What makes the Spotted Turtle so fascinating is its eating habits. The Spotted Turtle is an omnivore and will eat a wide variety of foods, from algae and other aquatic vegetation to salamanders, fish, slugs, worms and other small insects. However, the Spotted Turtle will consume its food exclusively in the water. Even if it finds food on land, the Spotted Turtle will return to the water to consume it.
The breeding period for the Spotted Turtle begins in March and ends in May. The female turtles will begin searching for nesting areas at the end of March. Once a proper nesting spot is found, the females will lay only about three to four eggs each. The eggs hatch in about 10 to 12 weeks and the 1-inch (2 cm) hatchlings begin their search for wet, marshy areas to secure food and shelter. Predators of the Spotted Turtle include raccoons, muskrats, skunks, otters, bears and eagles. The eggs of the Spotted Turtle are also at risk of being consumed or destroyed by foxes, skunks, raccoons and ants.
However, due to pollution and destruction of natural habitats, the population of wild Spotted Turtles is in decline. The collection of Spotted Turtles for pets has also added to the decrease in population. The Spotted Turtle is listed as an endangered species in Illinois and Ohio, a threatened species in Vermont and Maine, a species of special concern in Indiana and West Virginia, and a protected species in Massachusetts.

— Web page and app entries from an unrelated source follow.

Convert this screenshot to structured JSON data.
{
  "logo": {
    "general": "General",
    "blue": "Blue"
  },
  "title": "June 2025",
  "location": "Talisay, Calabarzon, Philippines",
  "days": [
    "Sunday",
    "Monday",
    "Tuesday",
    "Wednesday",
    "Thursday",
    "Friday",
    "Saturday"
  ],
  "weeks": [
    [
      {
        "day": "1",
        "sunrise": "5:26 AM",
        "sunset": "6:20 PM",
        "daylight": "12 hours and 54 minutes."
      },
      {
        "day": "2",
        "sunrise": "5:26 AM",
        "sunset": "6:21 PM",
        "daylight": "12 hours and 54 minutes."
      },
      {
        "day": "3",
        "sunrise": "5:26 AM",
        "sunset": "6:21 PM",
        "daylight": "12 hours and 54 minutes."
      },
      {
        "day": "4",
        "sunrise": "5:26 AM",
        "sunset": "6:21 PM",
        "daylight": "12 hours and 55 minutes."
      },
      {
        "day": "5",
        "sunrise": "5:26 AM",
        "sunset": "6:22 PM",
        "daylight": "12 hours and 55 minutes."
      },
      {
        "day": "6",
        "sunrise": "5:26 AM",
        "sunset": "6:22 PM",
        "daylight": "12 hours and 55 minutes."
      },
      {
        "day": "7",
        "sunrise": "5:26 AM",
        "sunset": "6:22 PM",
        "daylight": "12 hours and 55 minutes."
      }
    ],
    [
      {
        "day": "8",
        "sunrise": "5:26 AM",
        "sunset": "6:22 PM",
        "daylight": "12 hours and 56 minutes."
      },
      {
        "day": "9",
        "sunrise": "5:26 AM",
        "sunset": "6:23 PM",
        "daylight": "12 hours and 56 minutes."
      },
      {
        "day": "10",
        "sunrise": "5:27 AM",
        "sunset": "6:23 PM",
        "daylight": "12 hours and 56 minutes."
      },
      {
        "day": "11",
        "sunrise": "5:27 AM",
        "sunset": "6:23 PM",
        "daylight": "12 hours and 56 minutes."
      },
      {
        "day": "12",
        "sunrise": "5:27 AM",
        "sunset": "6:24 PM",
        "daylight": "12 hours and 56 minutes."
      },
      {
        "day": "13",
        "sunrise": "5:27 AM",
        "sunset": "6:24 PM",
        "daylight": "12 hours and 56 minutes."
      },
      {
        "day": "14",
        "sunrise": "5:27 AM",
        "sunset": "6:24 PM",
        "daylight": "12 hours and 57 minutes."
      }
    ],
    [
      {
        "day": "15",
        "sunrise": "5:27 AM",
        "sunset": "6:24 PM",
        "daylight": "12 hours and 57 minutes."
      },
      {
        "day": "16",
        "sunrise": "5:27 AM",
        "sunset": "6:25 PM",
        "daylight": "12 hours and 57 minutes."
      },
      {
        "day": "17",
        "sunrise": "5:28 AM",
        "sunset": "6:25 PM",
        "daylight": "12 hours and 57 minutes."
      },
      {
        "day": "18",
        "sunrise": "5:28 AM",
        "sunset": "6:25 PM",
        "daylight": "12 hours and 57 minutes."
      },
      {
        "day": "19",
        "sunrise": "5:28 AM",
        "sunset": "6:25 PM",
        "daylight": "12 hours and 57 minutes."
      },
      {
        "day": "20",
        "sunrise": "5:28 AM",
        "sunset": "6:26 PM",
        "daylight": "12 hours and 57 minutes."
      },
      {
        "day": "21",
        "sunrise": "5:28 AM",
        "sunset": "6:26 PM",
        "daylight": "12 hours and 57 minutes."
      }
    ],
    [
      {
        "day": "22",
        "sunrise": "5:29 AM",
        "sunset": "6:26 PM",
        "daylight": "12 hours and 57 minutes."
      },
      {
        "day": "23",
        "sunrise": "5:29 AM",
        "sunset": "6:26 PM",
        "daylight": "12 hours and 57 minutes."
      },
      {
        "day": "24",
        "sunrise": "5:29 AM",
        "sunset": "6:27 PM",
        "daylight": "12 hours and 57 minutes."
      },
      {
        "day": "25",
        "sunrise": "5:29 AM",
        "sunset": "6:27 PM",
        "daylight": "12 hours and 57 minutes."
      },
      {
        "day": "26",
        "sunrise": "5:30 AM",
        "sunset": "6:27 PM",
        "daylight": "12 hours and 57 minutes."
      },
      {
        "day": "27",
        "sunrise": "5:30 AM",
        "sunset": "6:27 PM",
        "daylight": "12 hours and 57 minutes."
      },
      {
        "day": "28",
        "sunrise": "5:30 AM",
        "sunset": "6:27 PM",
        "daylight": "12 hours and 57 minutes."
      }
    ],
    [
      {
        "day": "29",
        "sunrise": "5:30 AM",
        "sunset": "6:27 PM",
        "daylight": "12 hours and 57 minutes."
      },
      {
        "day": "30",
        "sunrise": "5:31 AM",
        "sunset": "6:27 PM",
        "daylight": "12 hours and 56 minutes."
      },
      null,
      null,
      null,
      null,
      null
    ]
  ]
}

In Canada, the Spotted Turtle is also listed as endangered and the International Union for Conservation of Nature considers the Spotted Turtle as a species vulnerable to extinction.
The Spotted turtle is classified as Vulnerable (VU), considered to be facing a high risk of extinction in the wild.
Baot vrizhellek in Breton - brezhoneg
Clemmys guttata in French - français
Druppelschildpad in Dutch - Nederlands
spotted turtle in English - English
tortue ponctuée in French - français
Черепаха пятнистая in Russian - русский язык
Animal of the Day
Animal of the day on Facebook